How professionals create value with other people
This short write up on how 3 professions create value to their clients, is based solely on personal experience and not on any research beyond these interactions. It’s also based on a mere handful of professionals that I have interacted with, or observed, over the years. What is interesting is considering how they offer value and comparing them to a design practice.
These notes are written from my point of view.
A relationship flow between Vendor and Real-estate Agent
Real Estate Agents
(From a Vendor’s point of view) Real Estate agents, the good ones anyway, seem to understand they’re in this for the long haul, and spend time and effort to understand their client and to build a relationship that may extend over decades. They realise people tend to buy multiple properties these days. Either adjusting lifestyle and moving their main residence, or perhaps a few of their clients will pick up an investment property. Which means for the agent possible multiple sales and management of investment property.
By spending time on the relationship between vendor and themselves they are achieving multiple goals:
- High likelihood of referrals from the vendor,
- Be the first choice in future sales from that vendor,
- Reduce time, effort, and money chasing other clients,
- Having gained trust with the vendor, selling and managing property is that much easier with that client.
The value the Real-estate agent adds for their client, is being the trusted person to take them through a stressful transaction, and making the process smooth and as uncomplicated as possible, thereby making it a positive experience. And the client knowing if things do go downhill at any point they have an understanding ally that will take control. If trust, empathy, and understanding is not present, the whole process will become worse for all parties; vendor, purchaser, and agent.
A relationship flow between Accountant and client
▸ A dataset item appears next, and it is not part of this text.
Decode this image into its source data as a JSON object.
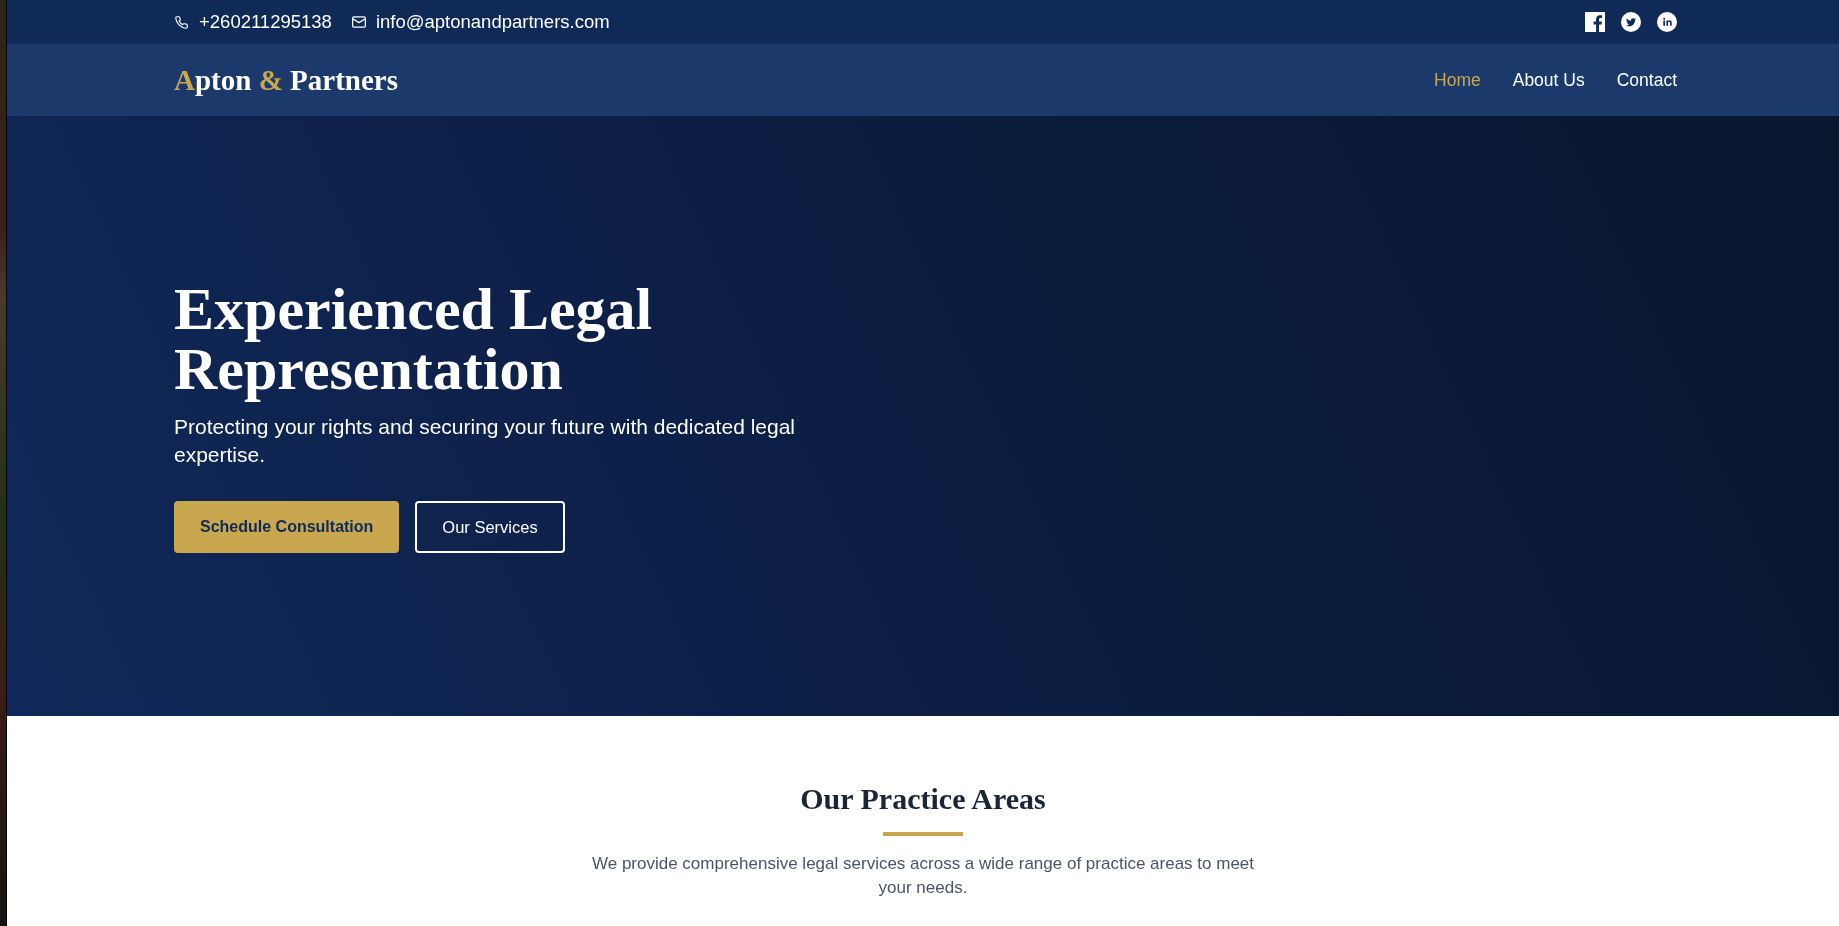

In a similar vein to how Mike Monteiro describes his lawyer, I could describe the 2 long term accountants I’ve had over the past 15 years : They are my allies. They advise on the best methods of dealing with issues of tax. They help structuring business accounts. They assist when you want to create a new business, partnership, or company. Or perhaps a relationship breakdown.
They handle all your business financial needs as well as personal financial affairs in my case. To do this there needs to be an incredible amount of trust between the client and the Accountant. In my experience this has happened because they have, and I have, shared stories of our lives outside of the immediate needs of accounting and business. Time was given to have a cup of tea and a chat. This builds empathy. Understanding of a greater context than accounting practices. The nature of this sort of accounting isn’t just to do your end of year taxes this year. It’s to do that and more for the foreseeable future. It’s an ongoing relationship that has mutual trust at its core.
The benefit for the accountant is similar to the benefits of the Real Estate agent mentioned above.
- High likelihood of referrals from the client,
- Ongoing work from the client (when doesn’t tax stop!?),
- Processes are far easier to get through because of the mutual trust between parties,
- Referrals mean less time and effort and money are needed chasing new clients.
Accountants like what I’ve described above add substantial value for their clients by gaining trust. From trust and establishing a relationship they will know a the greater context of their clients, and knowing them enables them to work and act in their clients’ best interest at a moments notice.
Accountants in this scenario become close colleagues for their clients, rather than an external supplier. For the accountant, it becomes an easier task to deal with ongoing clients rather than setting up new relationships with new clients, and financial / business histories of each new client being understood and considered.
The type of Specialists I’m referring to here run their own practice. They may be dermatologists, cosmetic surgeons, or eye or dental specialists. Of the 3 examples here these sort of Medical Specialists, in my experience, don’t attempt to offer any effort to establish value beyond their service. Which is why I’ve chosen to explore it here.
In many ways this profession of Medical Specialisation acts like a production service rather than a value service. Why may this be the case?
A few ideas from my experience and observation:
- You’re paying in the vicinity of $20 — $50+ per minute to see the specialist, the last thing you want is to chat for 20 minutes about what you did on the weekend,
- The fact they are specialists and you can only see them via referrals from GPs seems to transfer the trust you have for your GP to the specialist they have referred you on to. Though with modern GPs this trusted relationship is becoming harder (that issue is for another post),
- The Specialist will have all the relevant information in hand based on from the referring Doctor. They know your case. Your history. What else do they need to know? They may ask a pointed question to get more insight to your case, but this is direct and relevant to the situation. It’s about the case at hand not establishing a connection.
As the diagram above indicates the value a Specialist adds to their service is the ability to solve your medical problem. It’s not in building a long term ongoing relationship, like a patient and a ‘traditional’ family GP. It’s the specialist’s ability to solve your immediate concerns.
I have had some unpleasant Specialists that seem to have forgotten patients and Specialists are the same species. Some are aloof, mumbling and whispering into their recording devices, back turned; hardly reassuring. The Specialists don’t expect, or want, either positive word-of-mouth referrals or their patients to want to come back; they’ll come back if they need to no matter what. But if they solve your potentially serious health issue then does being pleasant matter to them? Or you?